Task statement> Copy the entries exactly. Leave out any pictures.

Data shown>
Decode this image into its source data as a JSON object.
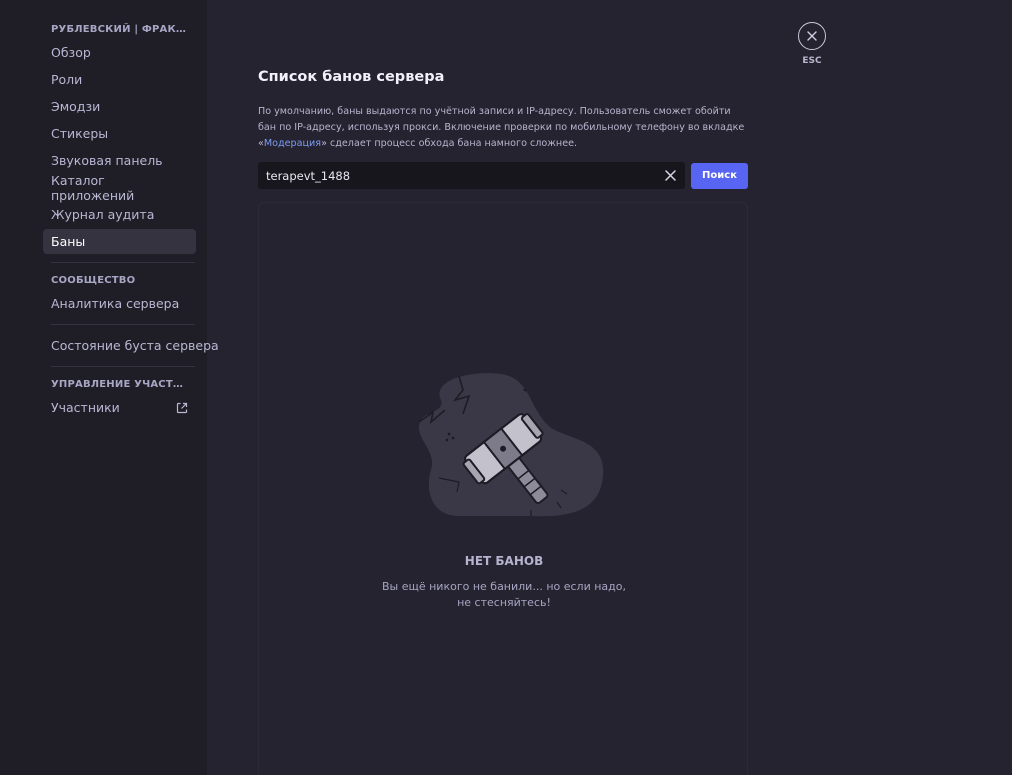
{
  "sidebar": {
    "server_header": "РУБЛЕВСКИЙ | ФРАКЦИИ",
    "items": [
      {
        "label": "Обзор"
      },
      {
        "label": "Роли"
      },
      {
        "label": "Эмодзи"
      },
      {
        "label": "Стикеры"
      },
      {
        "label": "Звуковая панель"
      },
      {
        "label": "Каталог приложений"
      },
      {
        "label": "Журнал аудита"
      },
      {
        "label": "Баны",
        "active": true
      }
    ],
    "community_header": "СООБЩЕСТВО",
    "community_items": [
      {
        "label": "Аналитика сервера"
      }
    ],
    "boost_item": "Состояние буста сервера",
    "members_header": "УПРАВЛЕНИЕ УЧАСТНИКА...",
    "members_items": [
      {
        "label": "Участники",
        "icon": "external-link-icon"
      }
    ]
  },
  "main": {
    "title": "Список банов сервера",
    "description_part1": "По умолчанию, баны выдаются по учётной записи и IP-адресу. Пользователь сможет обойти бан по IP-адресу, используя прокси. Включение проверки по мобильному телефону во вкладке «",
    "description_link": "Модерация",
    "description_part2": "» сделает процесс обхода бана намного сложнее.",
    "search": {
      "value": "terapevt_1488",
      "button_label": "Поиск"
    },
    "empty": {
      "title": "НЕТ БАНОВ",
      "subtitle": "Вы ещё никого не банили... но если надо, не стесняйтесь!"
    }
  },
  "close": {
    "label": "ESC"
  },
  "colors": {
    "accent": "#5865f2",
    "link": "#7c9cf4",
    "sidebar_bg": "#1f1e26",
    "main_bg": "#25232f"
  }
}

Solution for this exercise>
Decode this image into its source data as a JSON object.
{
  "sidebar": {
    "server_header": "РУБЛЕВСКИЙ | ФРАКЦИИ",
    "items": [
      {
        "label": "Обзор"
      },
      {
        "label": "Роли"
      },
      {
        "label": "Эмодзи"
      },
      {
        "label": "Стикеры"
      },
      {
        "label": "Звуковая панель"
      },
      {
        "label": "Каталог приложений"
      },
      {
        "label": "Журнал аудита"
      },
      {
        "label": "Баны",
        "active": true
      }
    ],
    "community_header": "СООБЩЕСТВО",
    "community_items": [
      {
        "label": "Аналитика сервера"
      }
    ],
    "boost_item": "Состояние буста сервера",
    "members_header": "УПРАВЛЕНИЕ УЧАСТНИКА...",
    "members_items": [
      {
        "label": "Участники",
        "icon": "external-link-icon"
      }
    ]
  },
  "main": {
    "title": "Список банов сервера",
    "description_part1": "По умолчанию, баны выдаются по учётной записи и IP-адресу. Пользователь сможет обойти бан по IP-адресу, используя прокси. Включение проверки по мобильному телефону во вкладке «",
    "description_link": "Модерация",
    "description_part2": "» сделает процесс обхода бана намного сложнее.",
    "search": {
      "value": "terapevt_1488",
      "button_label": "Поиск"
    },
    "empty": {
      "title": "НЕТ БАНОВ",
      "subtitle": "Вы ещё никого не банили... но если надо, не стесняйтесь!"
    }
  },
  "close": {
    "label": "ESC"
  },
  "colors": {
    "accent": "#5865f2",
    "link": "#7c9cf4",
    "sidebar_bg": "#1f1e26",
    "main_bg": "#25232f"
  }
}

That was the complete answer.